Yet another decision which has prompted mixed reactions is making the vaccination cards mandatory in public places.
“It seems Nepali authorities are trying to imitate decisions of some foreign governments, including the United States,” Dr Sarad Onta, a public health expert, told the Post. “Though the decision is not incorrect in itself, it would not help contain the spread of the virus in the country.”
Nepal’s vaccination drive has remained woefully slow despite the government having enough doses in its stock.
As of Monday, 11,232,683 people, or 37 percent of the over 30 million population, have been fully vaccinated.
Of the 39,203,927 doses of vaccines secured so far, around 12 million doses are in stock.
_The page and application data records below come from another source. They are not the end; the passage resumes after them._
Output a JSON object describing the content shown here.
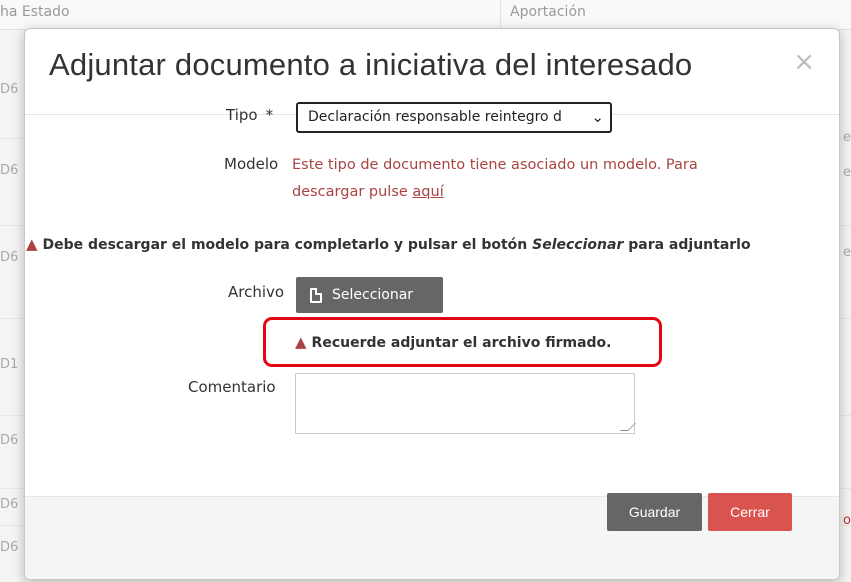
{
  "background": {
    "columns": [
      "ha Estado",
      "Aportación"
    ],
    "left_fragments": [
      "D6",
      "D6",
      "D6",
      "D1",
      "D6",
      "D6",
      "D6"
    ],
    "right_fragments": [
      "e",
      "e",
      "e",
      "o"
    ]
  },
  "modal": {
    "title": "Adjuntar documento a iniciativa del interesado",
    "close_symbol": "×",
    "tipo_label": "Tipo",
    "required_mark": "*",
    "tipo_selected": "Declaración responsable reintegro d",
    "modelo_label": "Modelo",
    "modelo_text": "Este tipo de documento tiene asociado un modelo. Para descargar pulse",
    "modelo_link": "aquí",
    "warning_prefix": "Debe descargar el modelo para completarlo y pulsar el botón",
    "warning_emphasis": "Seleccionar",
    "warning_suffix": "para adjuntarlo",
    "archivo_label": "Archivo",
    "select_button": "Seleccionar",
    "reminder": "Recuerde adjuntar el archivo firmado.",
    "comentario_label": "Comentario",
    "comentario_value": "",
    "guardar_button": "Guardar",
    "cerrar_button": "Cerrar"
  },
  "colors": {
    "error_red": "#a94442",
    "highlight_red": "#e30613",
    "cerrar_bg": "#d9534f",
    "button_gray": "#666666"
  },
  "icons": [
    "warning-triangle-icon",
    "file-icon",
    "close-icon",
    "chevron-down-icon"
  ]
}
Officials at the Health Ministry said in December last week that booster shots will be started once 40 percent of the total population is jabbed. The Health Ministry on December 29 also announced that it would launch a campaign to vaccinate 500,000 people a day. Both plans have failed.
Experts say that instead of encouraging people to get vaccinated, the decision to allow only the vaccinated to access public amenities and government offices, if implemented, could mean injustice to the unvaccinated.
“There could be multiple reasons for people not taking vaccines, including a lack of easy access,” said Onta. “And this decision on the vaccine cards may do injustice to such people who have not been able to get the jab because of lack of access.”
Officials, however, say despite their utmost efforts people have not been showing up at vaccination centres.
“We have been repeatedly requesting people to visit vaccination centres. But people are not seeking vaccines these days,” said Dr Samir Kumar Adhikari, joint spokesperson for the Health Ministry. “We are working to increase the vaccination pace by forming several high-level committees up to the local level to increase vaccine coverage.”
Officials said making vaccination cards mandatory at public places could lessen the crowds, which in turn could help lessen the virus spread.
“We hope that this decision will encourage people to go for vaccination,” Sunita Nepal, spokesperson for the CCMCC, told the Post. “The recommendation was made in good faith; the only aim is to increase the vaccination rate.”
Dr Prabhat Adhikari, an infectious disease expert, said that such a decision should have been taken much earlier, if the goal is to encourage people to visit vaccination centres.
“I hope the decision to allow only vaccinated people to enter public facilities and avail government services will prompt more people to rush to vaccine centres,” Adhikari told the Post.
Government officials, however, maintained silence on why there were no strategic preparations when the caseload was not too high.
“We were vaccinating people. What was there to do?” said an official at the Health Ministry. “We have constantly urged people to follow health safety protocols. Anyway there is no guarantee if our recommendations will be indeed implemented.”
Officials at the CCMCC said their job is limited to “making recommendations” and that they cannot take decisions.
“We can only recommend; we cannot take any decision,” said Nepal, the spokesperson for the CCMCC. “There are separate agencies which can implement our recommendations.”
Nepal’s political leadership and bureaucrats have invariably failed to pay heed to the threat posed by the virus since the very beginning. Experts say there is a tendency among leaders and bureaucrats to take decisions on their own even on matters that need to be dealt with by people with specialized knowledge. Even during the first and second waves, suggestions offered by public health experts—even though they were invited once in a while to discuss the pandemic–were never accorded priority.
“They do invite experts for meetings and seek suggestions, which are rarely implemented,” said Dr Mingmar Gyelgen Sherpa, former director general at the Department of Health Services. “Things are not being done not because experts have not provided their suggestions. The problem is the government’s implementation mechanism is poor.”